*** Opening STUDY MATERIAL ***
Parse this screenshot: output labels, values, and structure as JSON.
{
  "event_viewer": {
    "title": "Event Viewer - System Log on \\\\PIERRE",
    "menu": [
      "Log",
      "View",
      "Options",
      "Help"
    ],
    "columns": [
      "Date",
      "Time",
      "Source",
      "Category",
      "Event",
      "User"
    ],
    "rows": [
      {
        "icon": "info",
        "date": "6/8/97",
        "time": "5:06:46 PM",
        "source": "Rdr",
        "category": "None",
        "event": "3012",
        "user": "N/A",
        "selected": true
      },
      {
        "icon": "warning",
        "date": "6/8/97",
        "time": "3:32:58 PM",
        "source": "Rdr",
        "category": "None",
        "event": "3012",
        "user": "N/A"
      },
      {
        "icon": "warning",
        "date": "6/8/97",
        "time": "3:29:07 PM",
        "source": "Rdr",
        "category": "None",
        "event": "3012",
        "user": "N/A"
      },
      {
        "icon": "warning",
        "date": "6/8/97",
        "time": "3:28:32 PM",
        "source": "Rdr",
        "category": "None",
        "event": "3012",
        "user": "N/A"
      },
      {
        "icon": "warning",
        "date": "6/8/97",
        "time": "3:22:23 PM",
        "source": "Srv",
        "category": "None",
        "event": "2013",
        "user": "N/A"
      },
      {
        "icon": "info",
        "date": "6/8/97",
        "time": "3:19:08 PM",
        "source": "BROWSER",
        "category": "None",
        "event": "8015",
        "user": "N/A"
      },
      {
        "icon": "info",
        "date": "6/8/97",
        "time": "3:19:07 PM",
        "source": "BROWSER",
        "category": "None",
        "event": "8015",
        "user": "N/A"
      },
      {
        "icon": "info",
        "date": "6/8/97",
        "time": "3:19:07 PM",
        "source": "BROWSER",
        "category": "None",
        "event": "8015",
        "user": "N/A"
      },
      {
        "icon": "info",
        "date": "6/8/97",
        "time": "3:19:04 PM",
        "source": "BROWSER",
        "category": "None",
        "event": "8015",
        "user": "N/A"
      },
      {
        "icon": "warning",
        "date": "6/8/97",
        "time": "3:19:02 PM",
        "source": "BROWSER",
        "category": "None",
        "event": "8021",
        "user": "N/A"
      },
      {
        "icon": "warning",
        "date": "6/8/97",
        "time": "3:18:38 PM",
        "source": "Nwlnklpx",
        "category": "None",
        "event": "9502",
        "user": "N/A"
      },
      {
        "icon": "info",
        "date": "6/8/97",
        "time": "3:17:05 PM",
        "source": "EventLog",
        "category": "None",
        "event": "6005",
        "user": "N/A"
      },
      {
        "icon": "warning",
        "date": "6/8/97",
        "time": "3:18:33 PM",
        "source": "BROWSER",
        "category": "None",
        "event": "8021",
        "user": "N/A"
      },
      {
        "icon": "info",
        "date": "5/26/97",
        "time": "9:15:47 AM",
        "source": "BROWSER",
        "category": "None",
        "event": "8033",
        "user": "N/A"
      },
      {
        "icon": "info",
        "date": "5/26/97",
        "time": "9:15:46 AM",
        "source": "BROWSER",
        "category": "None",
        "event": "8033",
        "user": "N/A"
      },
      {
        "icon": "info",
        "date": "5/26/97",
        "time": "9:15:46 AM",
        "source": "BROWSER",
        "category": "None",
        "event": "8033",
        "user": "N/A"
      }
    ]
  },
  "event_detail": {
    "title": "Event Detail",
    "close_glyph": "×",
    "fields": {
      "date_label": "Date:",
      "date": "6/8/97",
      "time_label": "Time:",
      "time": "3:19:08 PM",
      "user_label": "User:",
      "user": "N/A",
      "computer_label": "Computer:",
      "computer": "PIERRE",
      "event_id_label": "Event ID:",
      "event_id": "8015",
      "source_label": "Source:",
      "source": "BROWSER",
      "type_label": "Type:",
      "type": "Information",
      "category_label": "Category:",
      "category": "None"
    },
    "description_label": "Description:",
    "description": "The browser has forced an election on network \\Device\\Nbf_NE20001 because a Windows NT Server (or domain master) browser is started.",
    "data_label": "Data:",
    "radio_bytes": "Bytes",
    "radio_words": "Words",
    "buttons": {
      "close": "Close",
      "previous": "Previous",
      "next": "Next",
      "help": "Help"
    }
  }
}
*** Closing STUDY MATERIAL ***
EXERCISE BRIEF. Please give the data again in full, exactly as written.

ANSWER FOR THE TASK.
Parse this screenshot: output labels, values, and structure as JSON.
{
  "event_viewer": {
    "title": "Event Viewer - System Log on \\\\PIERRE",
    "menu": [
      "Log",
      "View",
      "Options",
      "Help"
    ],
    "columns": [
      "Date",
      "Time",
      "Source",
      "Category",
      "Event",
      "User"
    ],
    "rows": [
      {
        "icon": "info",
        "date": "6/8/97",
        "time": "5:06:46 PM",
        "source": "Rdr",
        "category": "None",
        "event": "3012",
        "user": "N/A",
        "selected": true
      },
      {
        "icon": "warning",
        "date": "6/8/97",
        "time": "3:32:58 PM",
        "source": "Rdr",
        "category": "None",
        "event": "3012",
        "user": "N/A"
      },
      {
        "icon": "warning",
        "date": "6/8/97",
        "time": "3:29:07 PM",
        "source": "Rdr",
        "category": "None",
        "event": "3012",
        "user": "N/A"
      },
      {
        "icon": "warning",
        "date": "6/8/97",
        "time": "3:28:32 PM",
        "source": "Rdr",
        "category": "None",
        "event": "3012",
        "user": "N/A"
      },
      {
        "icon": "warning",
        "date": "6/8/97",
        "time": "3:22:23 PM",
        "source": "Srv",
        "category": "None",
        "event": "2013",
        "user": "N/A"
      },
      {
        "icon": "info",
        "date": "6/8/97",
        "time": "3:19:08 PM",
        "source": "BROWSER",
        "category": "None",
        "event": "8015",
        "user": "N/A"
      },
      {
        "icon": "info",
        "date": "6/8/97",
        "time": "3:19:07 PM",
        "source": "BROWSER",
        "category": "None",
        "event": "8015",
        "user": "N/A"
      },
      {
        "icon": "info",
        "date": "6/8/97",
        "time": "3:19:07 PM",
        "source": "BROWSER",
        "category": "None",
        "event": "8015",
        "user": "N/A"
      },
      {
        "icon": "info",
        "date": "6/8/97",
        "time": "3:19:04 PM",
        "source": "BROWSER",
        "category": "None",
        "event": "8015",
        "user": "N/A"
      },
      {
        "icon": "warning",
        "date": "6/8/97",
        "time": "3:19:02 PM",
        "source": "BROWSER",
        "category": "None",
        "event": "8021",
        "user": "N/A"
      },
      {
        "icon": "warning",
        "date": "6/8/97",
        "time": "3:18:38 PM",
        "source": "Nwlnklpx",
        "category": "None",
        "event": "9502",
        "user": "N/A"
      },
      {
        "icon": "info",
        "date": "6/8/97",
        "time": "3:17:05 PM",
        "source": "EventLog",
        "category": "None",
        "event": "6005",
        "user": "N/A"
      },
      {
        "icon": "warning",
        "date": "6/8/97",
        "time": "3:18:33 PM",
        "source": "BROWSER",
        "category": "None",
        "event": "8021",
        "user": "N/A"
      },
      {
        "icon": "info",
        "date": "5/26/97",
        "time": "9:15:47 AM",
        "source": "BROWSER",
        "category": "None",
        "event": "8033",
        "user": "N/A"
      },
      {
        "icon": "info",
        "date": "5/26/97",
        "time": "9:15:46 AM",
        "source": "BROWSER",
        "category": "None",
        "event": "8033",
        "user": "N/A"
      },
      {
        "icon": "info",
        "date": "5/26/97",
        "time": "9:15:46 AM",
        "source": "BROWSER",
        "category": "None",
        "event": "8033",
        "user": "N/A"
      }
    ]
  },
  "event_detail": {
    "title": "Event Detail",
    "close_glyph": "×",
    "fields": {
      "date_label": "Date:",
      "date": "6/8/97",
      "time_label": "Time:",
      "time": "3:19:08 PM",
      "user_label": "User:",
      "user": "N/A",
      "computer_label": "Computer:",
      "computer": "PIERRE",
      "event_id_label": "Event ID:",
      "event_id": "8015",
      "source_label": "Source:",
      "source": "BROWSER",
      "type_label": "Type:",
      "type": "Information",
      "category_label": "Category:",
      "category": "None"
    },
    "description_label": "Description:",
    "description": "The browser has forced an election on network \\Device\\Nbf_NE20001 because a Windows NT Server (or domain master) browser is started.",
    "data_label": "Data:",
    "radio_bytes": "Bytes",
    "radio_words": "Words",
    "buttons": {
      "close": "Close",
      "previous": "Previous",
      "next": "Next",
      "help": "Help"
    }
  }
}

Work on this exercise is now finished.